The laparoscopic procedure, which entails placement of synthetic mesh to cover the hernia opening, is performed under general anesthesia, but in an ambulatory setting so there is usually no overnight stay. Discomfort after the surgery is modest and return to work is commonly possible after 2-3 days. Long-term comparisons have shown the repair to be as durable as regular surgery.
People who have experienced conventional and laparoscopic repair of hernia in the past rarely want regular surgery again. In some instances a laparoscopic surgical approach is not the best option and we recommend hernia repair through a regular incision instead.

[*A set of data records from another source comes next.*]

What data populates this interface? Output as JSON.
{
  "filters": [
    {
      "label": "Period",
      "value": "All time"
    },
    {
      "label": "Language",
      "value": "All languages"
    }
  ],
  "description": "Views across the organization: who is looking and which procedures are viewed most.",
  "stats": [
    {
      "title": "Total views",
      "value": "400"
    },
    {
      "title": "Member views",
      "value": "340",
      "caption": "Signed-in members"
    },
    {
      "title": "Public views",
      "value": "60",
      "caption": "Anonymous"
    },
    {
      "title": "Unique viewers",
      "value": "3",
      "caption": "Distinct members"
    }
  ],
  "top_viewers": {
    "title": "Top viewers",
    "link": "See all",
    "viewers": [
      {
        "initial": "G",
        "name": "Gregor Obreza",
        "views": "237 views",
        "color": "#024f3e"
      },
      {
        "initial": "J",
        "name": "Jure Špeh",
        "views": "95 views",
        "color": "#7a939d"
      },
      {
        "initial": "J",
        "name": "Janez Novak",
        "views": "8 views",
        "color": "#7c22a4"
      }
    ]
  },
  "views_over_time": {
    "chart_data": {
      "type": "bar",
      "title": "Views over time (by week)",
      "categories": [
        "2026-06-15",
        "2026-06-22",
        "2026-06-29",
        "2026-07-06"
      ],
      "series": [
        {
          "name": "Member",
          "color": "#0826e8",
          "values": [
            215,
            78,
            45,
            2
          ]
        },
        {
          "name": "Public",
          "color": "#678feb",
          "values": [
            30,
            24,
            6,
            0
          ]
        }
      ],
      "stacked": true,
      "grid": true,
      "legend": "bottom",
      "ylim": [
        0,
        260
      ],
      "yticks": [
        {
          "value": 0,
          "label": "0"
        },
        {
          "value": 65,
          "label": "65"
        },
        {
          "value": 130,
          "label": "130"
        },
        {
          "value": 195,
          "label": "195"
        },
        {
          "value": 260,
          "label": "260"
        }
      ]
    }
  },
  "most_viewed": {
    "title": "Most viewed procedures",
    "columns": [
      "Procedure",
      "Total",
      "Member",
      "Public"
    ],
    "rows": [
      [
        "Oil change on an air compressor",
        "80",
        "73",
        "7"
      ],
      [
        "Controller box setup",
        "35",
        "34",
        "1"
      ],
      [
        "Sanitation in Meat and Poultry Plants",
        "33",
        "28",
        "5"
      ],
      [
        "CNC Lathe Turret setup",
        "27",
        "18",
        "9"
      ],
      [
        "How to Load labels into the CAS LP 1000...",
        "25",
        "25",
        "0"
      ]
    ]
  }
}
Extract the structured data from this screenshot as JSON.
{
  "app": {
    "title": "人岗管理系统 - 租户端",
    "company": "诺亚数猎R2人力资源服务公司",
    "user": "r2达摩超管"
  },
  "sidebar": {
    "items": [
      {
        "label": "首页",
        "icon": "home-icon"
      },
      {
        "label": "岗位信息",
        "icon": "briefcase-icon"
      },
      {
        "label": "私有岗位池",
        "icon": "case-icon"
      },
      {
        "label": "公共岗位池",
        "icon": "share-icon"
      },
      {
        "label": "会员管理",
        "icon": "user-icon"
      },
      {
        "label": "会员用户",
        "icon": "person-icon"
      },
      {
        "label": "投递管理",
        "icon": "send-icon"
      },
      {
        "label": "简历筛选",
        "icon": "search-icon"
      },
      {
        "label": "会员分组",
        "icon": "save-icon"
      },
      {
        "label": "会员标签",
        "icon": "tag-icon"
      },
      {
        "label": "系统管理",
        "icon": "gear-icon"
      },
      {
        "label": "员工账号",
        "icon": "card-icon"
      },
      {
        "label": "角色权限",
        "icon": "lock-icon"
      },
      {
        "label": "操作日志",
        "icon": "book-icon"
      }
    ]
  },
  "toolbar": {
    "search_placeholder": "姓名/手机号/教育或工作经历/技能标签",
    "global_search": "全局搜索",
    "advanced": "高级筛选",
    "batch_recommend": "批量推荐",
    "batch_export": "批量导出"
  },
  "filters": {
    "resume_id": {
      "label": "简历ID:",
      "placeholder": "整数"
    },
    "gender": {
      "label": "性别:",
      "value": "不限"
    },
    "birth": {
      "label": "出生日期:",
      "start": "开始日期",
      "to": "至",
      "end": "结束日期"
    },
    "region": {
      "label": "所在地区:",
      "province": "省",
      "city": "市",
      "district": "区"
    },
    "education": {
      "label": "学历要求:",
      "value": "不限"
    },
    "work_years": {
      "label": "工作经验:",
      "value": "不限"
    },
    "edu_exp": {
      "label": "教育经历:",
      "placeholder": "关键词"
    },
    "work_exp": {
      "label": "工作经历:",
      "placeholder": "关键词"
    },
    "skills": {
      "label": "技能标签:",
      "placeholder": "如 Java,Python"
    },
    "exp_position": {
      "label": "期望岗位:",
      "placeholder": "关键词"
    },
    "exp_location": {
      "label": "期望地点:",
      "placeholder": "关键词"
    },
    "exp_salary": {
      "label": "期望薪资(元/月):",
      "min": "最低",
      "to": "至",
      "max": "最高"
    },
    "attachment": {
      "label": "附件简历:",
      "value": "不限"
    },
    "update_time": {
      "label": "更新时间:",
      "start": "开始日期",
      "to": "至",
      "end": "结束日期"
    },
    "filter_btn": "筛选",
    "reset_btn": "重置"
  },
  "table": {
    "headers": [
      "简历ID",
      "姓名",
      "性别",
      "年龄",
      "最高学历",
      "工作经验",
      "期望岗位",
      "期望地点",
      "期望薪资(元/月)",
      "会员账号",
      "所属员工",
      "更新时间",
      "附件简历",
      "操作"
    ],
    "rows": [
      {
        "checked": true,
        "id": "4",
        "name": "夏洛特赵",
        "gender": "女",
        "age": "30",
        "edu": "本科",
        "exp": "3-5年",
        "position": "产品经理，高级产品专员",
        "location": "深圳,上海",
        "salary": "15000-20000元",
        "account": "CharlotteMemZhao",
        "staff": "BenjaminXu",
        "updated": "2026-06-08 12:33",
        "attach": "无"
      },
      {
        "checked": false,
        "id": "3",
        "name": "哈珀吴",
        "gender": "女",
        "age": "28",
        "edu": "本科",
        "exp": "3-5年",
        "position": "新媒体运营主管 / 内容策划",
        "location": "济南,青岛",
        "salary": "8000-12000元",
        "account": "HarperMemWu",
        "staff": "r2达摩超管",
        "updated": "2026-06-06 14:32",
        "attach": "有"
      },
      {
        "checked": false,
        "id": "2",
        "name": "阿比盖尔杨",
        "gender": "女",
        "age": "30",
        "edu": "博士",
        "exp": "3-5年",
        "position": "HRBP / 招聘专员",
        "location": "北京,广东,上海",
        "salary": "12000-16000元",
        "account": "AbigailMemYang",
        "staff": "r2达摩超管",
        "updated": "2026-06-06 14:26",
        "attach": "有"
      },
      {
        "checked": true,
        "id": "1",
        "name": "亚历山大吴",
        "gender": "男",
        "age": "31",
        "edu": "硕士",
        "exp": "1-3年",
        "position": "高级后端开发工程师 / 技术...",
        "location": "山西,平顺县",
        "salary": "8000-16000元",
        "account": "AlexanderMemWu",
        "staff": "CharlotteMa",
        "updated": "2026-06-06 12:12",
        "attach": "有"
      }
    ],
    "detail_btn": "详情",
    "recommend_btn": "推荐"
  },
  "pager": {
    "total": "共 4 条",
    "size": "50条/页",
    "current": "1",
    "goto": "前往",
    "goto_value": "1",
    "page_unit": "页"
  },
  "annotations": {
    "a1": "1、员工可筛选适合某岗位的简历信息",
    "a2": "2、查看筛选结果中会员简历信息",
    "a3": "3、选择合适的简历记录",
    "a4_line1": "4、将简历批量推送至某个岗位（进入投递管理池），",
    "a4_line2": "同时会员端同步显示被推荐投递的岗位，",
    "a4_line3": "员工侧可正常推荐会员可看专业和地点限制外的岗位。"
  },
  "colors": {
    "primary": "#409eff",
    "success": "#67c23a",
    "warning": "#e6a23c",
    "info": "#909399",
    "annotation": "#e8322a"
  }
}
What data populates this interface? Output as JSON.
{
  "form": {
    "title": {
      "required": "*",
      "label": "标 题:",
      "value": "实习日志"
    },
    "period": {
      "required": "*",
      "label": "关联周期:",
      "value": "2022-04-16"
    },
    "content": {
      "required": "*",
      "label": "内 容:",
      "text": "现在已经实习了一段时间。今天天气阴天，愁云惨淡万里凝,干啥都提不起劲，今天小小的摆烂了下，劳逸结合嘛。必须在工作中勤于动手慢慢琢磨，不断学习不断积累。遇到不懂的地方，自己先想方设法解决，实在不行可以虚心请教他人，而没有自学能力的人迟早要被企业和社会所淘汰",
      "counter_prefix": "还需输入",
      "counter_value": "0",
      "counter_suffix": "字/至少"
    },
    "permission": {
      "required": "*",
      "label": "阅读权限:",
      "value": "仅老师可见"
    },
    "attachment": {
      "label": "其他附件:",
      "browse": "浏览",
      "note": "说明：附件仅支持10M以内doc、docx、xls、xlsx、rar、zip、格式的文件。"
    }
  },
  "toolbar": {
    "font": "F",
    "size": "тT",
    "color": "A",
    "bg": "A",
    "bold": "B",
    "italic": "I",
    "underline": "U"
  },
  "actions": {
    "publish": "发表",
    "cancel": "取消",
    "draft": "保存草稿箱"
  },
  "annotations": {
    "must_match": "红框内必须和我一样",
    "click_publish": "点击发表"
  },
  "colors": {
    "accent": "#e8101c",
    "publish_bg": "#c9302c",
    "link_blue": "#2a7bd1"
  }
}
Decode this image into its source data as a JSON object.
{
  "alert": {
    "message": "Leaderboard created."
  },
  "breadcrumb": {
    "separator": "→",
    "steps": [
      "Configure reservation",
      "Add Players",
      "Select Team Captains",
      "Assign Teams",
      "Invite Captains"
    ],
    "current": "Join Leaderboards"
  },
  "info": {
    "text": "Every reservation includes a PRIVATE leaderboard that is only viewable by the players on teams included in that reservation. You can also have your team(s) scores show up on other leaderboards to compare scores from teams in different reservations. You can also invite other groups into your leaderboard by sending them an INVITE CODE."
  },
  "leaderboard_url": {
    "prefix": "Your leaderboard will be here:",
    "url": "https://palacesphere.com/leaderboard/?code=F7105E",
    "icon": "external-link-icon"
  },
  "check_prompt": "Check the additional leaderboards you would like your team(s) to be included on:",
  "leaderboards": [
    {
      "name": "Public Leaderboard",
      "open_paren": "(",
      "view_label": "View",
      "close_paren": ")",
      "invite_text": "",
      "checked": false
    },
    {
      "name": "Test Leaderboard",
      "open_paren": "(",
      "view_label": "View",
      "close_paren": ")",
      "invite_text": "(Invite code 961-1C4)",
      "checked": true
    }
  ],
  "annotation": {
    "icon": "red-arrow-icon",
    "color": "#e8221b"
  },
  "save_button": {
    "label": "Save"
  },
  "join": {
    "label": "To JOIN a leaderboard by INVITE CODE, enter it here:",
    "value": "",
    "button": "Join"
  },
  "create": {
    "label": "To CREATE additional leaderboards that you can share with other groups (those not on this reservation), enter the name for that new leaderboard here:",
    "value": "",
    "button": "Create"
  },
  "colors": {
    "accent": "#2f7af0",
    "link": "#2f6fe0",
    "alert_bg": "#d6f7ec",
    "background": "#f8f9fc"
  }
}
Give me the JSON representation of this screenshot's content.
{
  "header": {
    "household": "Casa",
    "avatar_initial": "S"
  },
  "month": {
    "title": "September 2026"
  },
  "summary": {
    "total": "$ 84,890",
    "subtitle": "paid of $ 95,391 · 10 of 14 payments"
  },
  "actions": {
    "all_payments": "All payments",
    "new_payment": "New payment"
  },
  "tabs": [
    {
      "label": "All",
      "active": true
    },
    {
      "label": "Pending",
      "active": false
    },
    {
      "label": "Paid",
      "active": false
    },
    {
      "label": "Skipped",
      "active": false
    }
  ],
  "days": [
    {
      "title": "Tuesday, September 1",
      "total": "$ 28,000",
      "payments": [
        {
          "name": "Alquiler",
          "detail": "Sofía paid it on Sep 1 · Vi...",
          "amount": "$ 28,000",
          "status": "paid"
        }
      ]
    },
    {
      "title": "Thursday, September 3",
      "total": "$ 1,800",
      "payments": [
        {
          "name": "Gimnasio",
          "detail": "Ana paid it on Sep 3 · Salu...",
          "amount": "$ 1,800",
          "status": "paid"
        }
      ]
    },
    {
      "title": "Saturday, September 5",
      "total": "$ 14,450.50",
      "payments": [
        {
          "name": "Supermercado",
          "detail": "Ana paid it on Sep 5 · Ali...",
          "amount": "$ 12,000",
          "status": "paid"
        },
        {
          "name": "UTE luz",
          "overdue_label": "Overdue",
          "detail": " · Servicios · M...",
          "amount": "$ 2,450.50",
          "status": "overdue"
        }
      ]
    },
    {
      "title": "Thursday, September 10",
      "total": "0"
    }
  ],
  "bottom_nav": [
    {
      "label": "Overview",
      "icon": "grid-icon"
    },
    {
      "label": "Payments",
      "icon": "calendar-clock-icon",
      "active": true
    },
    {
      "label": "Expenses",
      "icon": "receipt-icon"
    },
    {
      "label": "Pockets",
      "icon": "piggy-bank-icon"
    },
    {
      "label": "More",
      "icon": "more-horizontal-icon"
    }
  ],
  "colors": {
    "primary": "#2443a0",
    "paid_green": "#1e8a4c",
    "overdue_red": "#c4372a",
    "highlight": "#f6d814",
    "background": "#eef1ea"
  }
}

The spleen is found in the abdomen high up on the left side under the diaphragm. It has a very generous blood supply for its weight (about five ounces). Because it is made up of brittle tissue the spleen is susceptible to trauma after which it can bleed dangerously. Many blood disorders and infections cause an enlarged spleen. Your hematologist may recommend removal of the spleen (splenectomy) if, by excess consumption, it is causing deficiencies in blood components such as platelets or red blood cells. Immunization against rare but dangerous infections that can occur after splenectomy is necessary before surgery.
The spleen is an ideal organ to remove by laparoscopy. It can be separated very precisely from its attachments, retrieved in a bag and fragmented into small pieces that will fit through an incision ¾ of an inch long. Even a massively enlarged spleen of eight or nine pounds can be removed using hand assisted laparoscopic techniques. An incision about three inches long, in addition to other tiny laparoscopic incisions, is made to let the surgeon place a hand within the abdominal cavity to help manipulate the heavy, bulky organ.
The Garlock Division of General Surgery
1470 Madison Ave at 101st Street
3rd Floor (Mail Box 1259)
New York, NY 10029
17 East 102nd Street
(between Fifth Ave & Madison Ave)
5th Floor (Mail Box 1259)
New York, NY 10029